Project description:As a leading cause of cancer deaths worldwide, colorectal cancer (CRC) results from accumulation of both genetic and epigenetic alterations. Disruption of epigenetic regulation in CRC, particularly aberrant histone methylation mediated by histone methyltransferases (HMTs) and demethylases (HDMs), have drawn increasing interest in recent years. In this paper, we aim to review the roles of histone methylation and associated enzymes in the pathogenesis of CRC, and the development of small-molecule modulators to regulate histone methylation for treating CRC. Multiple levels of evidence suggest that aberrant histone methylations play important roles in CRC. More than 20 histone-methylation enzymes are found to be clinically relevant to CRC, including 17 oncoproteins and 8 tumor suppressors. Inhibitors of EZH2 and DOT1L have demonstrated promising therapeutic effects in preclinical CRC treatment. Potent and selective chemical probes of histone-methylation enzymes are required for validation of their functional roles in carcinogenesis and clinical translations as CRC therapies.
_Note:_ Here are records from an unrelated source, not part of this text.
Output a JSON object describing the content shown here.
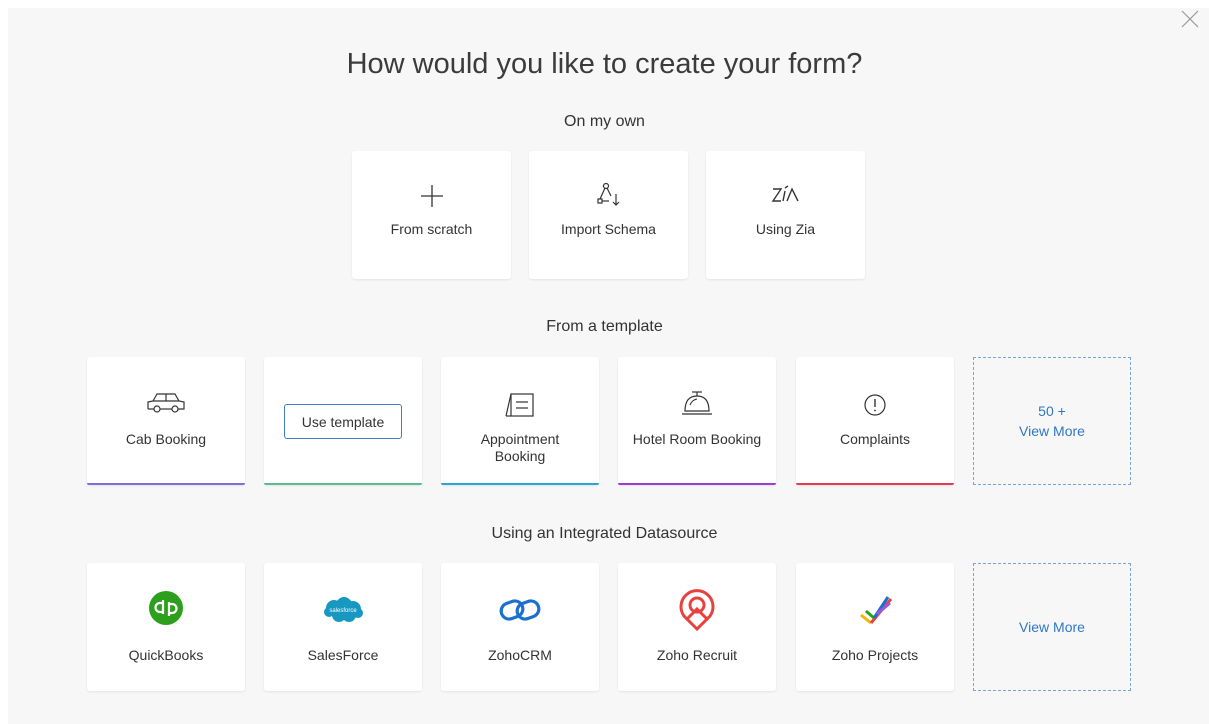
{
  "title": "How would you like to create your form?",
  "sections": {
    "own": "On my own",
    "template": "From a template",
    "datasource": "Using an Integrated Datasource"
  },
  "own_cards": [
    {
      "label": "From scratch",
      "icon": "plus-icon"
    },
    {
      "label": "Import Schema",
      "icon": "import-schema-icon"
    },
    {
      "label": "Using Zia",
      "icon": "zia-icon"
    }
  ],
  "template_cards": [
    {
      "label": "Cab Booking",
      "icon": "car-icon",
      "bar_color": "#7b6fe0"
    },
    {
      "button": "Use template",
      "icon": "",
      "bar_color": "#5dbb8a"
    },
    {
      "label": "Appointment Booking",
      "label_line1": "Appointment",
      "label_line2": "Booking",
      "icon": "appointment-board-icon",
      "bar_color": "#2aa6d9"
    },
    {
      "label": "Hotel Room Booking",
      "icon": "hotel-bell-icon",
      "bar_color": "#9c3cd3"
    },
    {
      "label": "Complaints",
      "icon": "exclamation-circle-icon",
      "bar_color": "#e53b52"
    }
  ],
  "template_more": {
    "count": "50 +",
    "label": "View More"
  },
  "datasource_cards": [
    {
      "label": "QuickBooks",
      "icon": "quickbooks-logo-icon",
      "color": "#2ca01c"
    },
    {
      "label": "SalesForce",
      "icon": "salesforce-logo-icon",
      "color": "#1798c1",
      "logo_text": "salesforce"
    },
    {
      "label": "ZohoCRM",
      "icon": "zohocrm-logo-icon",
      "color": "#1a6fd0"
    },
    {
      "label": "Zoho Recruit",
      "icon": "zoho-recruit-logo-icon",
      "color": "#e8423f"
    },
    {
      "label": "Zoho Projects",
      "icon": "zoho-projects-logo-icon",
      "color": "#9a5ad8"
    }
  ],
  "datasource_more": {
    "label": "View More"
  },
  "colors": {
    "accent": "#2f78c5",
    "dashed_border": "#7aa3d6"
  }
}
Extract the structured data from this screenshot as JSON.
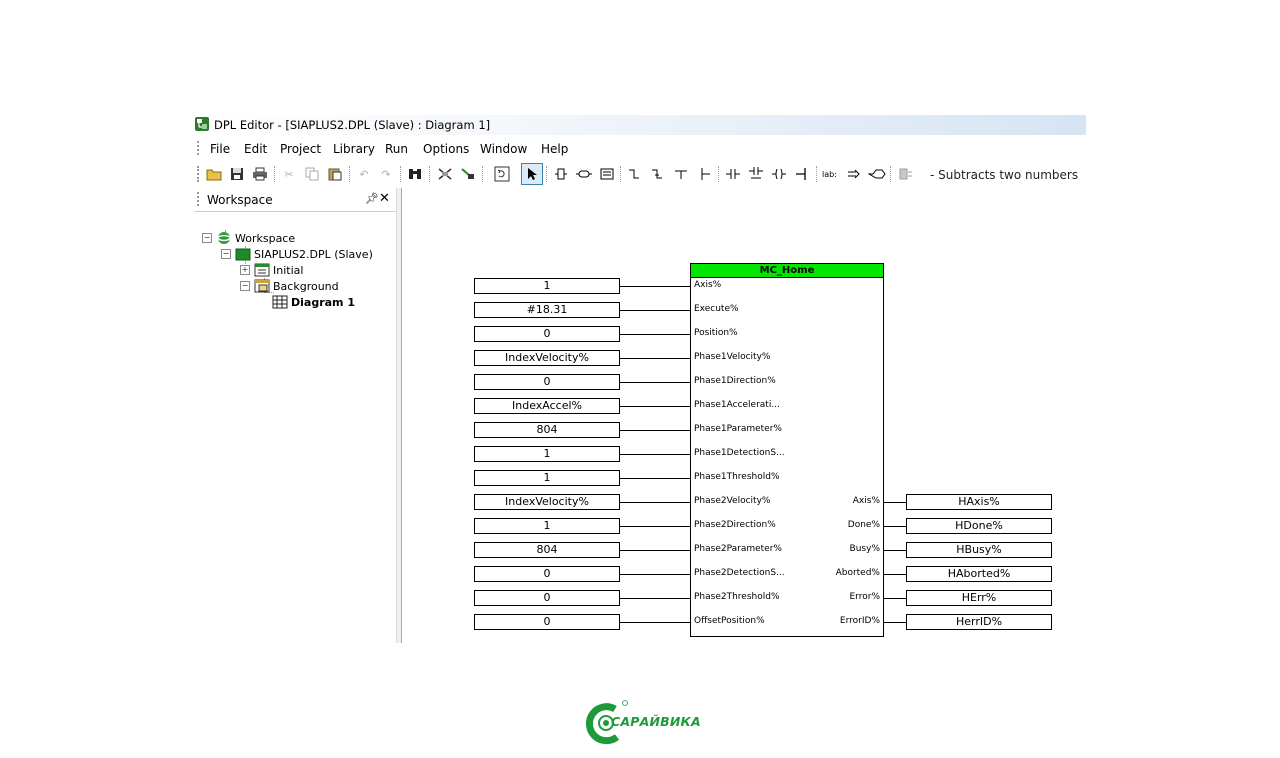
{
  "window": {
    "title": "DPL Editor - [SIAPLUS2.DPL (Slave) : Diagram 1]"
  },
  "menu": [
    "File",
    "Edit",
    "Project",
    "Library",
    "Run",
    "Options",
    "Window",
    "Help"
  ],
  "toolbar": {
    "status_hint": "-  Subtracts two numbers"
  },
  "workspace": {
    "title": "Workspace",
    "tree": {
      "root": "Workspace",
      "project": "SIAPLUS2.DPL (Slave)",
      "initial": "Initial",
      "background": "Background",
      "diagram": "Diagram 1"
    }
  },
  "block": {
    "title": "MC_Home",
    "inputs": [
      {
        "pin": "Axis%",
        "value": "1"
      },
      {
        "pin": "Execute%",
        "value": "#18.31"
      },
      {
        "pin": "Position%",
        "value": "0"
      },
      {
        "pin": "Phase1Velocity%",
        "value": "IndexVelocity%"
      },
      {
        "pin": "Phase1Direction%",
        "value": "0"
      },
      {
        "pin": "Phase1Accelerati...",
        "value": "IndexAccel%"
      },
      {
        "pin": "Phase1Parameter%",
        "value": "804"
      },
      {
        "pin": "Phase1DetectionS...",
        "value": "1"
      },
      {
        "pin": "Phase1Threshold%",
        "value": "1"
      },
      {
        "pin": "Phase2Velocity%",
        "value": "IndexVelocity%"
      },
      {
        "pin": "Phase2Direction%",
        "value": "1"
      },
      {
        "pin": "Phase2Parameter%",
        "value": "804"
      },
      {
        "pin": "Phase2DetectionS...",
        "value": "0"
      },
      {
        "pin": "Phase2Threshold%",
        "value": "0"
      },
      {
        "pin": "OffsetPosition%",
        "value": "0"
      }
    ],
    "outputs": [
      {
        "pin": "Axis%",
        "value": "HAxis%"
      },
      {
        "pin": "Done%",
        "value": "HDone%"
      },
      {
        "pin": "Busy%",
        "value": "HBusy%"
      },
      {
        "pin": "Aborted%",
        "value": "HAborted%"
      },
      {
        "pin": "Error%",
        "value": "HErr%"
      },
      {
        "pin": "ErrorID%",
        "value": "HerrID%"
      }
    ]
  },
  "logo": {
    "text": "САРАЙВИКА"
  },
  "colors": {
    "block_header": "#00e600",
    "logo_green": "#1f9a3a",
    "selection": "#3c7fb1"
  }
}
With EZH2 inhibitor EPZ-6438 entering into phase I/II trials for advanced solid tumors, histone methylation is emerging as a promising target for CRC.
Project description:Histone proteins constitute the core component of the nucleosome, the basic unit of chromatin. Chemical modifications of histone proteins affect their interaction with genomic DNA, the accessibility of recognized proteins, and the recruitment of enzymatic complexes to activate or diminish specific transcriptional programs to modulate cellular response to extracellular stimuli or insults. Methylation of histone proteins was demonstrated 50 years ago; however, the biological significance of each methylated residue and the integration between these histone markers are still under intensive investigation. Methylation of histone H3 on lysine 27 (H3K27) is frequently found in the heterochromatin and conceives a repressive marker that is linked with gene silencing. The identification of enzymes that add or erase the methyl group of H3K27 provides novel insights as to how this histone marker is dynamically controlled under different circumstances. Here we summarize the methyltransferases and demethylases involved in the methylation of H3K27 and show the new evidence by which the H3K27 methylation can be established via an alternative mechanism. Finally, the progress of drug development targeting H3K27 methylation-modifying enzymes and their potential application in cancer therapy are discussed.